Marianne's backstory is not yet explored, but we will get to know her better in Season 2. In my mind, she went to Harvard to please her parents, and she probably had dreams of being an artist or an actor. I feel like she majored in drama or Russian literature, something that's never used.
Her character was first described as a bohemian free spirit, with a ditzy, Phoebe, yogi vibe. But Nick Stoller said he wanted to do it closer to who I am and that was really freeing. The character's so quirky and so out there but grounded.
From being grounded to racking up a lot of airline miles. When you auditioned as a series regular, you said you didn't know the show shot in New York.
When I got it, that's when I found out. Nothing is normal in this business. You could audition with no script. There are no rules. You could be on a plane tomorrow but obviously there are times you can say, "I can't do that."
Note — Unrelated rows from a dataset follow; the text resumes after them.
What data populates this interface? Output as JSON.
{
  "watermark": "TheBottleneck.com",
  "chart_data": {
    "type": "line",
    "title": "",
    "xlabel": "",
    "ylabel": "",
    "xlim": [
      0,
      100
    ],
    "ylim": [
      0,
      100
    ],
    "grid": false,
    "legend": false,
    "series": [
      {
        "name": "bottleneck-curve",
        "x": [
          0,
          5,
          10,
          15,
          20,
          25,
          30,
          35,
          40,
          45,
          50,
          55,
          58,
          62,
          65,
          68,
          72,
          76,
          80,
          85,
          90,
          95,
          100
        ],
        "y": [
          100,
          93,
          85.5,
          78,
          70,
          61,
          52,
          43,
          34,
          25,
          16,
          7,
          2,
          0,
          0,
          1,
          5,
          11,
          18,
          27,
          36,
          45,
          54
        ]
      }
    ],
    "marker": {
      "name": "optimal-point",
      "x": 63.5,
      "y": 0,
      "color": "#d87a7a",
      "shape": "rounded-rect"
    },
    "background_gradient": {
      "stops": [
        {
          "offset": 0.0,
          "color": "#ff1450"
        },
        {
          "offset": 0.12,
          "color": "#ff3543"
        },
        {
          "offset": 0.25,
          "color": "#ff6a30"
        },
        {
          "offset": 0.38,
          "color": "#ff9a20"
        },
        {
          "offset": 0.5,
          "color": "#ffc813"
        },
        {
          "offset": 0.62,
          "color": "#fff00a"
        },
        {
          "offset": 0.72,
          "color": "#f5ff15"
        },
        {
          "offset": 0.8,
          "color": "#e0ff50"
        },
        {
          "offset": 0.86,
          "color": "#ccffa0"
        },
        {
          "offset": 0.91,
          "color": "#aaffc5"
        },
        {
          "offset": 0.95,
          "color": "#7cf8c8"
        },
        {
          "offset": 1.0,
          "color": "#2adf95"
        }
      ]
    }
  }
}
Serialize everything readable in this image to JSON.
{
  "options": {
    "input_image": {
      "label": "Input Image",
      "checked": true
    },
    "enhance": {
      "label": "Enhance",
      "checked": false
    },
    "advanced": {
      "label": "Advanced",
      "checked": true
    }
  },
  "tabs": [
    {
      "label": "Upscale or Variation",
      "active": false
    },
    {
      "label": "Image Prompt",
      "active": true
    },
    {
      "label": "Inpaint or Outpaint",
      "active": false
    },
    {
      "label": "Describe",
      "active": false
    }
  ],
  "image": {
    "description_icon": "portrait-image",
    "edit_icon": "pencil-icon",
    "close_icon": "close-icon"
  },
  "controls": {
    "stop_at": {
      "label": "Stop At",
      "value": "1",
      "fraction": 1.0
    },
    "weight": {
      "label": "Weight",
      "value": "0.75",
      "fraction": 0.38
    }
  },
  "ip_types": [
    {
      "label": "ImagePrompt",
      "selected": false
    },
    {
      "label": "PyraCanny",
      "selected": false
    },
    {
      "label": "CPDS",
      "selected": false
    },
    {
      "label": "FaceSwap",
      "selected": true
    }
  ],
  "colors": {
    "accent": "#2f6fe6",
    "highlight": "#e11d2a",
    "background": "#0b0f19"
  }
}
The show's seasons are only eight episodes and 2 ½ months of production, so I go back and forth quite a bit. The longest I've been gone was two weeks. It's been a really great gift. So much fun. The cast members are so great. It's my first streaming experience and Netflix has been wonderful and very supportive. Literally last season they had one creative note for the last episode.
Obviously there are some challenges with your husband's job based in LA and yours in New York. Tell us about how you navigate show business together.
We met at an audition for a pilot that never took off. We booked each other, I like to say. We knew of each other for a long time, but then we hit it off. When we were dating, we were both doing a lot of auditioning, so it was great to have someone to work with.
A lot of actors don't want to date non-actors because you don't have to explain the crazy involved. For people not in the business, it's difficult to understand and support.
Since we had our daughter, we don't really talk about the business. I feel like the healthiest thing is having marriage and home separate from professional lives. We love to be with each other. The business is up and down. If you're looking for validation in this business, you're going to be disappointed.
You have to have a strong foundation and we've realized that more as we've gotten older and become parents. You have to know that person's success is yours as well, and now we've celebrated nine years together.